EXERCISE AIM:
Within the records, which lines hold the string "title"? Report each one by copying it.

[Excerpts from an interface dataset]
..............................

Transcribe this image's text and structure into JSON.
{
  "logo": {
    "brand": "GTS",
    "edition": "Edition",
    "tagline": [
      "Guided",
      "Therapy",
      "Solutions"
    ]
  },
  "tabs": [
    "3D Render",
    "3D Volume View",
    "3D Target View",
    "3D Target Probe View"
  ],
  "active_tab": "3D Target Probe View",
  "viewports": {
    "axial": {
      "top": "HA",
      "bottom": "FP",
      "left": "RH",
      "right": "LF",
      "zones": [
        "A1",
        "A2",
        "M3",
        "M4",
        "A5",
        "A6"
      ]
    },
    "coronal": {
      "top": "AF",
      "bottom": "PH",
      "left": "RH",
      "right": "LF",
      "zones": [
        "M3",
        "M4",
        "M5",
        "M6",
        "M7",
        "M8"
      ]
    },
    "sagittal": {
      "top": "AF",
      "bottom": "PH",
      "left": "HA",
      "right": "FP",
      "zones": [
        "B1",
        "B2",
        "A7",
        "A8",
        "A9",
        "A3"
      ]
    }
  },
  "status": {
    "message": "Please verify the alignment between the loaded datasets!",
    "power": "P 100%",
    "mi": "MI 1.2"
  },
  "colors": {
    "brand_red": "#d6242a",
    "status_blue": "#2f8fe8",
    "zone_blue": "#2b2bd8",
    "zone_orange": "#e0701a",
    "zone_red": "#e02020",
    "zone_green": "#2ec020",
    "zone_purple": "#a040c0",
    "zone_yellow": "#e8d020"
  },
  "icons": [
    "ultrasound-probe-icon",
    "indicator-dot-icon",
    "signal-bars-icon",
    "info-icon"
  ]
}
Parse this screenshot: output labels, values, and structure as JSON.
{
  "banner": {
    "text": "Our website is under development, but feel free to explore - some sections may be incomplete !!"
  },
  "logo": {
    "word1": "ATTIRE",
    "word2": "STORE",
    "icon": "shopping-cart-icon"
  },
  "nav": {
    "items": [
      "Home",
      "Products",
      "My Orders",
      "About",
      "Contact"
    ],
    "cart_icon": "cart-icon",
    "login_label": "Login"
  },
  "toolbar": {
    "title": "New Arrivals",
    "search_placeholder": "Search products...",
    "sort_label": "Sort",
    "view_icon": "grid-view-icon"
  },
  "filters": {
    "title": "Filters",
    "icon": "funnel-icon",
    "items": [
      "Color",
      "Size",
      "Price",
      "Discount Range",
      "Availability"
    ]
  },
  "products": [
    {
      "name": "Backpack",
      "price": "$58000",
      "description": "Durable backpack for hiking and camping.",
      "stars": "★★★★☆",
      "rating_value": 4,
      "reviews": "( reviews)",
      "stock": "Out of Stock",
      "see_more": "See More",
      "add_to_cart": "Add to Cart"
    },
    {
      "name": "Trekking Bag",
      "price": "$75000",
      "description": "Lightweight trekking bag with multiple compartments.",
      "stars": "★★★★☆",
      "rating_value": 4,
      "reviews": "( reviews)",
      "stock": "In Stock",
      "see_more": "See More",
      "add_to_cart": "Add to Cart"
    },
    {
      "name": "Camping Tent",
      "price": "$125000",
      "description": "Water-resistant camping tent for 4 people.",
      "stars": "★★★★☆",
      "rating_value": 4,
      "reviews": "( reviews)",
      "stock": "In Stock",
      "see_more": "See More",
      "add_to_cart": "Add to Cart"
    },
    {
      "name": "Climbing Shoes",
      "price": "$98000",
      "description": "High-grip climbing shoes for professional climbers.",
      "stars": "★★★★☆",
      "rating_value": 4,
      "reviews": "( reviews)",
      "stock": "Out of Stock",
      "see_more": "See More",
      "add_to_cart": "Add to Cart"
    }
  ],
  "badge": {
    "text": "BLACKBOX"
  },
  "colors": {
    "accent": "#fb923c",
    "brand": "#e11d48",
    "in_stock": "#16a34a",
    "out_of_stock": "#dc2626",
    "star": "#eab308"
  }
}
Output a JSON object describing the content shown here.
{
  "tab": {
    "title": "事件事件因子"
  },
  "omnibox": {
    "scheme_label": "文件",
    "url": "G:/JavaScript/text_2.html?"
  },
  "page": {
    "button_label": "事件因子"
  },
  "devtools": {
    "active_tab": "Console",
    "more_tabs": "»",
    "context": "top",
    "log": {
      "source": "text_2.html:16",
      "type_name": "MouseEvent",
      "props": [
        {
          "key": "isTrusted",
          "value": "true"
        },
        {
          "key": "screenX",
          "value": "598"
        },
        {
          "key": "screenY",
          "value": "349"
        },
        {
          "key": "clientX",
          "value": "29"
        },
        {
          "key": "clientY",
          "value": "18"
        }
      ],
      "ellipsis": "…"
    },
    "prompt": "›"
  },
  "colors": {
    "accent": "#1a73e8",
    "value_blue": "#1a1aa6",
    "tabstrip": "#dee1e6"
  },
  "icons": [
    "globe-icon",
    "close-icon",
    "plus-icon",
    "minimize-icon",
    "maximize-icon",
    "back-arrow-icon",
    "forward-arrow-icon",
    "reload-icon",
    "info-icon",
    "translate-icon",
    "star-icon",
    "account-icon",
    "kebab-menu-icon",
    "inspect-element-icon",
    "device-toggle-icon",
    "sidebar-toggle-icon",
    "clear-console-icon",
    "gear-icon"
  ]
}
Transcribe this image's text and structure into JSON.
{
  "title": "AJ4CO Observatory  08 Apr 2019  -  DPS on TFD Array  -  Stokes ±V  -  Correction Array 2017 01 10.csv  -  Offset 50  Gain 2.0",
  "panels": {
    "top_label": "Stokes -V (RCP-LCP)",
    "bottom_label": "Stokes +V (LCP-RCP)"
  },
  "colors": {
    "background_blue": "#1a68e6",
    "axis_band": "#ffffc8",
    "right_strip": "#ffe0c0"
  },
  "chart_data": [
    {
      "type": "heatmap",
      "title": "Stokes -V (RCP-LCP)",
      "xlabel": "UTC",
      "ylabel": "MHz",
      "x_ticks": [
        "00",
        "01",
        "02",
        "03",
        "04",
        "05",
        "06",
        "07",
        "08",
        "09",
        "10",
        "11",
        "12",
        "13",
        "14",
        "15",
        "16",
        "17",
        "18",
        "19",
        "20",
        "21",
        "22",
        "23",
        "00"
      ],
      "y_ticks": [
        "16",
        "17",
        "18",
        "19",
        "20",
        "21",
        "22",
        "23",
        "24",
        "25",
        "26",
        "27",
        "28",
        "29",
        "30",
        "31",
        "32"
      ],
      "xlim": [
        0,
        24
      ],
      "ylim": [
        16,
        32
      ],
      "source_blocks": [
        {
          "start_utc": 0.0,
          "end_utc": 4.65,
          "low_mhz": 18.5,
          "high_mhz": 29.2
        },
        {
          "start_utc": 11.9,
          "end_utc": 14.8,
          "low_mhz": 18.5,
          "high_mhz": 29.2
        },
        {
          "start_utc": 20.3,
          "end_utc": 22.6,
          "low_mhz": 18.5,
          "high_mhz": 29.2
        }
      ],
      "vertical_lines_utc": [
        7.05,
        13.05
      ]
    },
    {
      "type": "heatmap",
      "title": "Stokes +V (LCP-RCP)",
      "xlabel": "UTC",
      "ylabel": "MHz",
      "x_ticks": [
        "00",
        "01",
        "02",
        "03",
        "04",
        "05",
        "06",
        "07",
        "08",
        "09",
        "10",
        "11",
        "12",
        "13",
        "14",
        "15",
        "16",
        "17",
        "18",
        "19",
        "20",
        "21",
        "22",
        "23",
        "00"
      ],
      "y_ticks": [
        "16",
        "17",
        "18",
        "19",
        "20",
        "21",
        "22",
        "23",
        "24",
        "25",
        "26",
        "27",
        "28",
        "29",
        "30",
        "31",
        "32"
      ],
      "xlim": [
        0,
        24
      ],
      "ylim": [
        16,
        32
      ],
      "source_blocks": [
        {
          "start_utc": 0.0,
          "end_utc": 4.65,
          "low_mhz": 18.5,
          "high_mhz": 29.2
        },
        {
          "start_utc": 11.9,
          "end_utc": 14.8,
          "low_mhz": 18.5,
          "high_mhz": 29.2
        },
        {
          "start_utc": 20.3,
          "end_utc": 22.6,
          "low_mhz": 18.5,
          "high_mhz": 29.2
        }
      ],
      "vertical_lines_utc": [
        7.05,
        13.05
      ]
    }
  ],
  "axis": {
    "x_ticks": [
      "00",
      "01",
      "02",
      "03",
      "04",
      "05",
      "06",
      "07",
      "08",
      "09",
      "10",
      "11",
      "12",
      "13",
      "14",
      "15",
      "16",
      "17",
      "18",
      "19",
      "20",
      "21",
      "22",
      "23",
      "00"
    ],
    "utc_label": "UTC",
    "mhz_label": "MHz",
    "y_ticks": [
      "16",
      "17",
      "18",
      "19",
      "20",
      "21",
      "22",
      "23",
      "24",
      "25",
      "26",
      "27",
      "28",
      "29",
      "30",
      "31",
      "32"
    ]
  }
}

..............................

ANSWER SPACE:
    "title": "New Arrivals",
    "title": "Filters",
    "title": "事件事件因子"
  "title": "AJ4CO Observatory  08 Apr 2019  -  DPS on TFD Array  -  Stokes ±V  -  Correction Array 2017 01 10.csv  -  Offset 50  Gain 2.0",
      "title": "Stokes -V (RCP-LCP)",
      "title": "Stokes +V (LCP-RCP)",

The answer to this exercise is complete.